Please retype the records below exactly as they appear, leaving out every picture.

(Items from an interface collection)
>>>

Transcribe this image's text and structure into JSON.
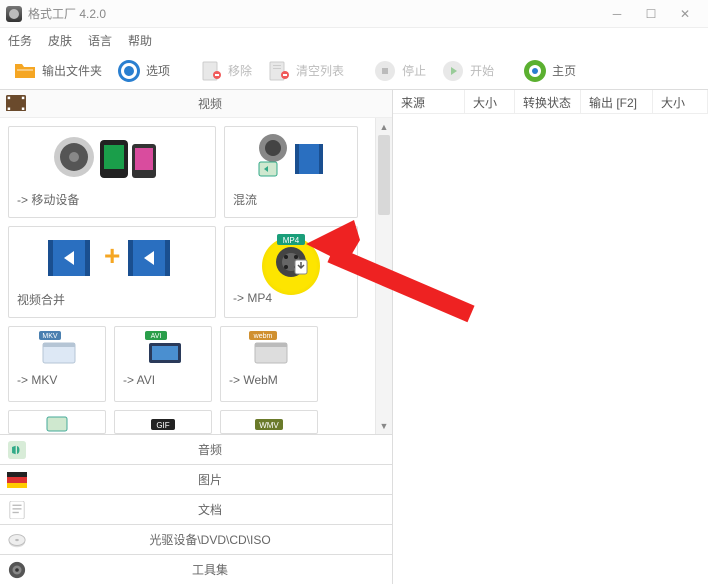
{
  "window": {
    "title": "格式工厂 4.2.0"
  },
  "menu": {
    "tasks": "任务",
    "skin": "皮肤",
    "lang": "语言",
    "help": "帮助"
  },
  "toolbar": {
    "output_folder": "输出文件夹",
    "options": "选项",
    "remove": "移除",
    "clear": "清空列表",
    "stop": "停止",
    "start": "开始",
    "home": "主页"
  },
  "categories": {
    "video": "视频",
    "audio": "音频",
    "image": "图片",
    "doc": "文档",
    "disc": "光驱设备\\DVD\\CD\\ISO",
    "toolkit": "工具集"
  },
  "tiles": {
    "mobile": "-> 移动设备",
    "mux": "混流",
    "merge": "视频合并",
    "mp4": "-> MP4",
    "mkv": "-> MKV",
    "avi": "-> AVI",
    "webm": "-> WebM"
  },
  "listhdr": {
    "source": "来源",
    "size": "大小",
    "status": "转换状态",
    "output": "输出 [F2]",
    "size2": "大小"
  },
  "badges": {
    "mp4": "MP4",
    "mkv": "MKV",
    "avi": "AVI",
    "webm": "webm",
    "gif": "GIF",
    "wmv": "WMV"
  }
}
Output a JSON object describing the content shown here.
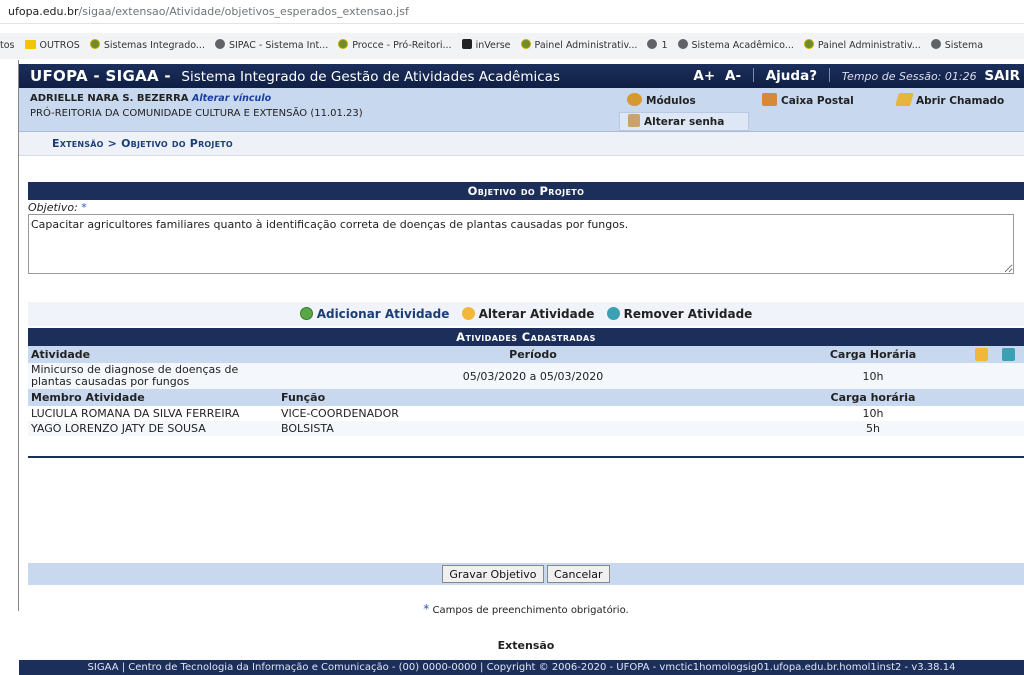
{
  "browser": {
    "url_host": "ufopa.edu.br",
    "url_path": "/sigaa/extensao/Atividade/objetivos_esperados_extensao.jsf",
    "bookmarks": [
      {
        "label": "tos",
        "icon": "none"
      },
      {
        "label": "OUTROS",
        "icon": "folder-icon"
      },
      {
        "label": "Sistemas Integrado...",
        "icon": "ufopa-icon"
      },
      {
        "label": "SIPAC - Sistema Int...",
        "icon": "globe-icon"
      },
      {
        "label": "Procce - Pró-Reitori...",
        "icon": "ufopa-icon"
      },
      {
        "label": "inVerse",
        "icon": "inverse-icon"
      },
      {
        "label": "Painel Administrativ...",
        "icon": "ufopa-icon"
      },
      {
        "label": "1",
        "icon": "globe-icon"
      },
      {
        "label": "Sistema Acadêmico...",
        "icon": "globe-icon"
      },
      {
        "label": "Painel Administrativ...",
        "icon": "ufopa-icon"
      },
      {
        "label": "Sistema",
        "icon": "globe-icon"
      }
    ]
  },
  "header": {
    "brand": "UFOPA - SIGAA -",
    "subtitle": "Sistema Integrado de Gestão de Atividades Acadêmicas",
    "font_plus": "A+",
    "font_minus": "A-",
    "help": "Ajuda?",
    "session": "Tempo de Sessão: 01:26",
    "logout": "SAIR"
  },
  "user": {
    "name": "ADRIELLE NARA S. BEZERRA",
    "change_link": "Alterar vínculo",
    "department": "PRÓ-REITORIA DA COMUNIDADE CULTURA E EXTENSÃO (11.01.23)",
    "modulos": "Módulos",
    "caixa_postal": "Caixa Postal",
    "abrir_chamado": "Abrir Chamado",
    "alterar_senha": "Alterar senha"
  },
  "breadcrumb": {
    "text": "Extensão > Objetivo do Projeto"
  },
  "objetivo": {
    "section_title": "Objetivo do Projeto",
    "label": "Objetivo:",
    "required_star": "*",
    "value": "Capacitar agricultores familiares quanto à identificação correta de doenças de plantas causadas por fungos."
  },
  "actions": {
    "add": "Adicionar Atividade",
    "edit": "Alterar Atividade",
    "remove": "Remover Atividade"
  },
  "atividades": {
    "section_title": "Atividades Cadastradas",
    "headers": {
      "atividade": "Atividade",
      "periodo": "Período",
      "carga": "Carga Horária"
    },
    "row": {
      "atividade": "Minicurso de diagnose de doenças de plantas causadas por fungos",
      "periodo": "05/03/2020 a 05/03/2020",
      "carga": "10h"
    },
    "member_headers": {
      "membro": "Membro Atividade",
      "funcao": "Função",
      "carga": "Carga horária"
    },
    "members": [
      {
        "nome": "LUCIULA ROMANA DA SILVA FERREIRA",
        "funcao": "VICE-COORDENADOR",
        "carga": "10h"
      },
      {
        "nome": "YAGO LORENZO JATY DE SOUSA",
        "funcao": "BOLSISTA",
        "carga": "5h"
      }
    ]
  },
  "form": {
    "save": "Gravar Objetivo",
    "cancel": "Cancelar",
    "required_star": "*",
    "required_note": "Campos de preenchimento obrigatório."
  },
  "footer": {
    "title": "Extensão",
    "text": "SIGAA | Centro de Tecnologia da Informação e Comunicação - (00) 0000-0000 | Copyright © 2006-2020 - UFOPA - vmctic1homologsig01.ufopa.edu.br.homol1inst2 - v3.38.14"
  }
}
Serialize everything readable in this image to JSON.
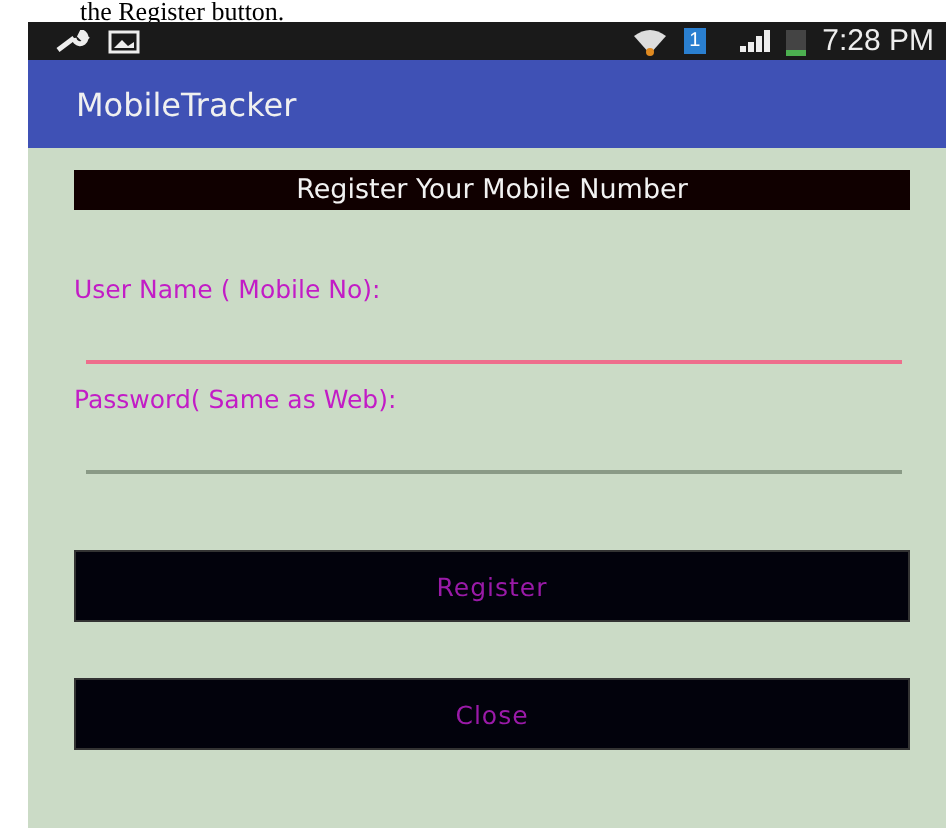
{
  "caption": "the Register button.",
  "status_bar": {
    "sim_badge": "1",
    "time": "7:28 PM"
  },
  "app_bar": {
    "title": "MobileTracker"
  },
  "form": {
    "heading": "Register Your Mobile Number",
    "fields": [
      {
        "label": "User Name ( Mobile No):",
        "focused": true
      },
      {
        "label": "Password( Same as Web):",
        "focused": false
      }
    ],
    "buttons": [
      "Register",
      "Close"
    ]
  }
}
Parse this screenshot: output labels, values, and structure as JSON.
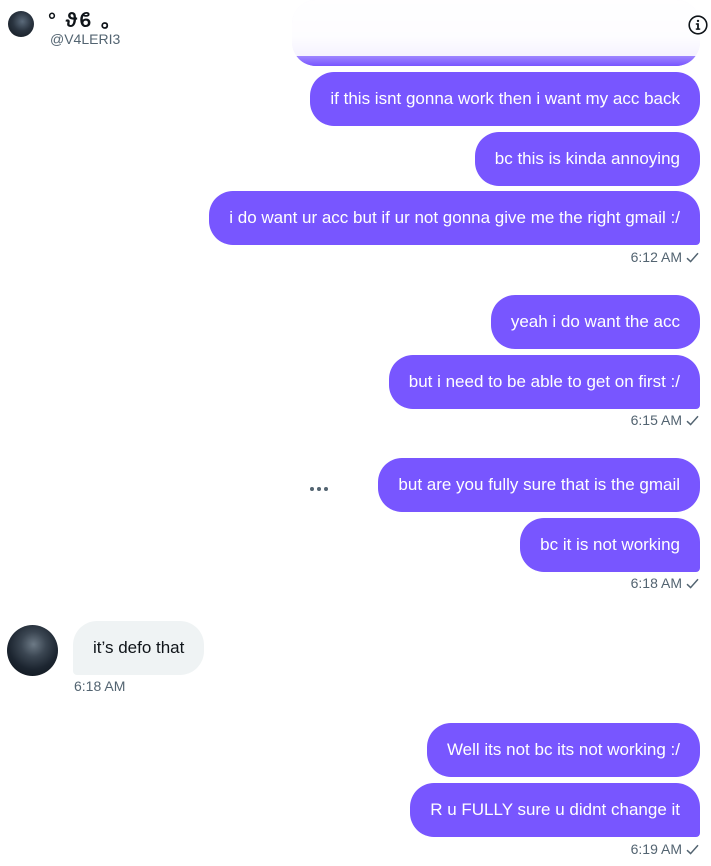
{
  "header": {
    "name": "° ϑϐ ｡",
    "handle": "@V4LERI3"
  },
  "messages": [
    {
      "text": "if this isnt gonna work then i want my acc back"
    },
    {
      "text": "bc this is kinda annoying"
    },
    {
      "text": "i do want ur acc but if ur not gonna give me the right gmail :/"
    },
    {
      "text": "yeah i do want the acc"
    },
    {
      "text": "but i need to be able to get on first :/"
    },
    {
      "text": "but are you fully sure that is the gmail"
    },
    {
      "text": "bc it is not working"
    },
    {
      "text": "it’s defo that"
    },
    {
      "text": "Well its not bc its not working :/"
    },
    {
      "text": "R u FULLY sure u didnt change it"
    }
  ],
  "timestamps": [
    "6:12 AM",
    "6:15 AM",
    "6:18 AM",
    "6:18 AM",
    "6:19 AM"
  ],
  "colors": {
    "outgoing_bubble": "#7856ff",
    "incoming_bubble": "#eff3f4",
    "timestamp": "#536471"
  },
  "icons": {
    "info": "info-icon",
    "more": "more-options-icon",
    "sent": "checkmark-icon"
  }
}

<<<

(Expected output)
Transcribe this image's text and structure into JSON.
{
  "window": {
    "title": "格式工厂 4.2.0"
  },
  "menu": {
    "tasks": "任务",
    "skin": "皮肤",
    "lang": "语言",
    "help": "帮助"
  },
  "toolbar": {
    "output_folder": "输出文件夹",
    "options": "选项",
    "remove": "移除",
    "clear": "清空列表",
    "stop": "停止",
    "start": "开始",
    "home": "主页"
  },
  "categories": {
    "video": "视频",
    "audio": "音频",
    "image": "图片",
    "doc": "文档",
    "disc": "光驱设备\\DVD\\CD\\ISO",
    "toolkit": "工具集"
  },
  "tiles": {
    "mobile": "-> 移动设备",
    "mux": "混流",
    "merge": "视频合并",
    "mp4": "-> MP4",
    "mkv": "-> MKV",
    "avi": "-> AVI",
    "webm": "-> WebM"
  },
  "listhdr": {
    "source": "来源",
    "size": "大小",
    "status": "转换状态",
    "output": "输出 [F2]",
    "size2": "大小"
  },
  "badges": {
    "mp4": "MP4",
    "mkv": "MKV",
    "avi": "AVI",
    "webm": "webm",
    "gif": "GIF",
    "wmv": "WMV"
  }
}
Output a JSON object describing the content shown here.
{
  "browser": {
    "url_host": "ufopa.edu.br",
    "url_path": "/sigaa/extensao/Atividade/objetivos_esperados_extensao.jsf",
    "bookmarks": [
      {
        "label": "tos",
        "icon": "none"
      },
      {
        "label": "OUTROS",
        "icon": "folder-icon"
      },
      {
        "label": "Sistemas Integrado...",
        "icon": "ufopa-icon"
      },
      {
        "label": "SIPAC - Sistema Int...",
        "icon": "globe-icon"
      },
      {
        "label": "Procce - Pró-Reitori...",
        "icon": "ufopa-icon"
      },
      {
        "label": "inVerse",
        "icon": "inverse-icon"
      },
      {
        "label": "Painel Administrativ...",
        "icon": "ufopa-icon"
      },
      {
        "label": "1",
        "icon": "globe-icon"
      },
      {
        "label": "Sistema Acadêmico...",
        "icon": "globe-icon"
      },
      {
        "label": "Painel Administrativ...",
        "icon": "ufopa-icon"
      },
      {
        "label": "Sistema",
        "icon": "globe-icon"
      }
    ]
  },
  "header": {
    "brand": "UFOPA - SIGAA -",
    "subtitle": "Sistema Integrado de Gestão de Atividades Acadêmicas",
    "font_plus": "A+",
    "font_minus": "A-",
    "help": "Ajuda?",
    "session": "Tempo de Sessão: 01:26",
    "logout": "SAIR"
  },
  "user": {
    "name": "ADRIELLE NARA S. BEZERRA",
    "change_link": "Alterar vínculo",
    "department": "PRÓ-REITORIA DA COMUNIDADE CULTURA E EXTENSÃO (11.01.23)",
    "modulos": "Módulos",
    "caixa_postal": "Caixa Postal",
    "abrir_chamado": "Abrir Chamado",
    "alterar_senha": "Alterar senha"
  },
  "breadcrumb": {
    "text": "Extensão > Objetivo do Projeto"
  },
  "objetivo": {
    "section_title": "Objetivo do Projeto",
    "label": "Objetivo:",
    "required_star": "*",
    "value": "Capacitar agricultores familiares quanto à identificação correta de doenças de plantas causadas por fungos."
  },
  "actions": {
    "add": "Adicionar Atividade",
    "edit": "Alterar Atividade",
    "remove": "Remover Atividade"
  },
  "atividades": {
    "section_title": "Atividades Cadastradas",
    "headers": {
      "atividade": "Atividade",
      "periodo": "Período",
      "carga": "Carga Horária"
    },
    "row": {
      "atividade": "Minicurso de diagnose de doenças de plantas causadas por fungos",
      "periodo": "05/03/2020 a 05/03/2020",
      "carga": "10h"
    },
    "member_headers": {
      "membro": "Membro Atividade",
      "funcao": "Função",
      "carga": "Carga horária"
    },
    "members": [
      {
        "nome": "LUCIULA ROMANA DA SILVA FERREIRA",
        "funcao": "VICE-COORDENADOR",
        "carga": "10h"
      },
      {
        "nome": "YAGO LORENZO JATY DE SOUSA",
        "funcao": "BOLSISTA",
        "carga": "5h"
      }
    ]
  },
  "form": {
    "save": "Gravar Objetivo",
    "cancel": "Cancelar",
    "required_star": "*",
    "required_note": "Campos de preenchimento obrigatório."
  },
  "footer": {
    "title": "Extensão",
    "text": "SIGAA | Centro de Tecnologia da Informação e Comunicação - (00) 0000-0000 | Copyright © 2006-2020 - UFOPA - vmctic1homologsig01.ufopa.edu.br.homol1inst2 - v3.38.14"
  }
}
Serialize everything readable in this image to JSON.
{
  "caption": "the Register button.",
  "status_bar": {
    "sim_badge": "1",
    "time": "7:28 PM"
  },
  "app_bar": {
    "title": "MobileTracker"
  },
  "form": {
    "heading": "Register Your Mobile Number",
    "fields": [
      {
        "label": "User Name ( Mobile No):",
        "focused": true
      },
      {
        "label": "Password( Same as Web):",
        "focused": false
      }
    ],
    "buttons": [
      "Register",
      "Close"
    ]
  }
}
Parse this screenshot: output labels, values, and structure as JSON.
{
  "header": {
    "name": "° ϑϐ ｡",
    "handle": "@V4LERI3"
  },
  "messages": [
    {
      "text": "if this isnt gonna work then i want my acc back"
    },
    {
      "text": "bc this is kinda annoying"
    },
    {
      "text": "i do want ur acc but if ur not gonna give me the right gmail :/"
    },
    {
      "text": "yeah i do want the acc"
    },
    {
      "text": "but i need to be able to get on first :/"
    },
    {
      "text": "but are you fully sure that is the gmail"
    },
    {
      "text": "bc it is not working"
    },
    {
      "text": "it’s defo that"
    },
    {
      "text": "Well its not bc its not working :/"
    },
    {
      "text": "R u FULLY sure u didnt change it"
    }
  ],
  "timestamps": [
    "6:12 AM",
    "6:15 AM",
    "6:18 AM",
    "6:18 AM",
    "6:19 AM"
  ],
  "colors": {
    "outgoing_bubble": "#7856ff",
    "incoming_bubble": "#eff3f4",
    "timestamp": "#536471"
  },
  "icons": {
    "info": "info-icon",
    "more": "more-options-icon",
    "sent": "checkmark-icon"
  }
}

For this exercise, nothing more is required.